Exercise goal → Please reproduce every entry below without omitting a single line.
========================================
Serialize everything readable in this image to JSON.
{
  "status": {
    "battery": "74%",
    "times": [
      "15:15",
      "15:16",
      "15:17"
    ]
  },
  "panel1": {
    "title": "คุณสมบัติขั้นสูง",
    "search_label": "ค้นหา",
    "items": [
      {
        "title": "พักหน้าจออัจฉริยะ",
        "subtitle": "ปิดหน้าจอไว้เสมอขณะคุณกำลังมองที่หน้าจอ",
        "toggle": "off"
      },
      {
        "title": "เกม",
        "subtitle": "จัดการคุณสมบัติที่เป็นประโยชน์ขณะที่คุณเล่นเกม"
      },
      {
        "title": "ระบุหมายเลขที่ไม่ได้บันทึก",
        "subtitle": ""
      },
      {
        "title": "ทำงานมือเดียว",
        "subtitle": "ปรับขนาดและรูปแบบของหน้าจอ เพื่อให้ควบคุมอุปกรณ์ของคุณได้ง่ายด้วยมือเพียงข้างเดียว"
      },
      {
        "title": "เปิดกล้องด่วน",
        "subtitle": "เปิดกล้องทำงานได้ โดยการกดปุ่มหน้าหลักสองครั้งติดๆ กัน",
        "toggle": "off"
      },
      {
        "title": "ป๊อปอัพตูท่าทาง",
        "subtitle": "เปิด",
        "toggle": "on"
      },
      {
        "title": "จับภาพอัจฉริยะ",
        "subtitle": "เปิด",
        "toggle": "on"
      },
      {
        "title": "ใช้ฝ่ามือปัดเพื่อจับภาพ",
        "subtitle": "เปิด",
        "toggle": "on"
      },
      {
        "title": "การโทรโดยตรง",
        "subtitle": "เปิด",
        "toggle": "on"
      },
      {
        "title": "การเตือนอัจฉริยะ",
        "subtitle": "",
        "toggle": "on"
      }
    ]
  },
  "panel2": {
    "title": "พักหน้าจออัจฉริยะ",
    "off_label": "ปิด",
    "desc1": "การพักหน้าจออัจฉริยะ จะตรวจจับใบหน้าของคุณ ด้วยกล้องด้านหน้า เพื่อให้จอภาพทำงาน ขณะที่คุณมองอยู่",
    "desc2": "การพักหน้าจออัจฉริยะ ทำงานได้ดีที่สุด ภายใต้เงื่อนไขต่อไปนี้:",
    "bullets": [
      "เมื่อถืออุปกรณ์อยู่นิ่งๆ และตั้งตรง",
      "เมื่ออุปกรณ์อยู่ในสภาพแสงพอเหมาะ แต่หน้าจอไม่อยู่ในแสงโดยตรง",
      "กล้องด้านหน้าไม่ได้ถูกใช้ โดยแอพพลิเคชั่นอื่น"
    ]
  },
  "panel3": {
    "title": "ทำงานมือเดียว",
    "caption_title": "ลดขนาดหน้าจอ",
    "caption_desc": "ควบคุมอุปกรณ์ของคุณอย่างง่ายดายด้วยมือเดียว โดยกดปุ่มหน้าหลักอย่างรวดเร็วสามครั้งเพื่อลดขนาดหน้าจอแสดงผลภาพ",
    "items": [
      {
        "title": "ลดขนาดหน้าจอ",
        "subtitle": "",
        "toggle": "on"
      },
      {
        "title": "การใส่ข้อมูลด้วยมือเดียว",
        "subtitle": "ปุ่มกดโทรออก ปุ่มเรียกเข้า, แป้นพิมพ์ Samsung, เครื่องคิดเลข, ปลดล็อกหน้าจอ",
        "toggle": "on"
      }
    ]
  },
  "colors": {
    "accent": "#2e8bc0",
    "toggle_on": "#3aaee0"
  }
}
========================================
Exercise output →
Serialize everything readable in this image to JSON.
{
  "status": {
    "battery": "74%",
    "times": [
      "15:15",
      "15:16",
      "15:17"
    ]
  },
  "panel1": {
    "title": "คุณสมบัติขั้นสูง",
    "search_label": "ค้นหา",
    "items": [
      {
        "title": "พักหน้าจออัจฉริยะ",
        "subtitle": "ปิดหน้าจอไว้เสมอขณะคุณกำลังมองที่หน้าจอ",
        "toggle": "off"
      },
      {
        "title": "เกม",
        "subtitle": "จัดการคุณสมบัติที่เป็นประโยชน์ขณะที่คุณเล่นเกม"
      },
      {
        "title": "ระบุหมายเลขที่ไม่ได้บันทึก",
        "subtitle": ""
      },
      {
        "title": "ทำงานมือเดียว",
        "subtitle": "ปรับขนาดและรูปแบบของหน้าจอ เพื่อให้ควบคุมอุปกรณ์ของคุณได้ง่ายด้วยมือเพียงข้างเดียว"
      },
      {
        "title": "เปิดกล้องด่วน",
        "subtitle": "เปิดกล้องทำงานได้ โดยการกดปุ่มหน้าหลักสองครั้งติดๆ กัน",
        "toggle": "off"
      },
      {
        "title": "ป๊อปอัพตูท่าทาง",
        "subtitle": "เปิด",
        "toggle": "on"
      },
      {
        "title": "จับภาพอัจฉริยะ",
        "subtitle": "เปิด",
        "toggle": "on"
      },
      {
        "title": "ใช้ฝ่ามือปัดเพื่อจับภาพ",
        "subtitle": "เปิด",
        "toggle": "on"
      },
      {
        "title": "การโทรโดยตรง",
        "subtitle": "เปิด",
        "toggle": "on"
      },
      {
        "title": "การเตือนอัจฉริยะ",
        "subtitle": "",
        "toggle": "on"
      }
    ]
  },
  "panel2": {
    "title": "พักหน้าจออัจฉริยะ",
    "off_label": "ปิด",
    "desc1": "การพักหน้าจออัจฉริยะ จะตรวจจับใบหน้าของคุณ ด้วยกล้องด้านหน้า เพื่อให้จอภาพทำงาน ขณะที่คุณมองอยู่",
    "desc2": "การพักหน้าจออัจฉริยะ ทำงานได้ดีที่สุด ภายใต้เงื่อนไขต่อไปนี้:",
    "bullets": [
      "เมื่อถืออุปกรณ์อยู่นิ่งๆ และตั้งตรง",
      "เมื่ออุปกรณ์อยู่ในสภาพแสงพอเหมาะ แต่หน้าจอไม่อยู่ในแสงโดยตรง",
      "กล้องด้านหน้าไม่ได้ถูกใช้ โดยแอพพลิเคชั่นอื่น"
    ]
  },
  "panel3": {
    "title": "ทำงานมือเดียว",
    "caption_title": "ลดขนาดหน้าจอ",
    "caption_desc": "ควบคุมอุปกรณ์ของคุณอย่างง่ายดายด้วยมือเดียว โดยกดปุ่มหน้าหลักอย่างรวดเร็วสามครั้งเพื่อลดขนาดหน้าจอแสดงผลภาพ",
    "items": [
      {
        "title": "ลดขนาดหน้าจอ",
        "subtitle": "",
        "toggle": "on"
      },
      {
        "title": "การใส่ข้อมูลด้วยมือเดียว",
        "subtitle": "ปุ่มกดโทรออก ปุ่มเรียกเข้า, แป้นพิมพ์ Samsung, เครื่องคิดเลข, ปลดล็อกหน้าจอ",
        "toggle": "on"
      }
    ]
  },
  "colors": {
    "accent": "#2e8bc0",
    "toggle_on": "#3aaee0"
  }
}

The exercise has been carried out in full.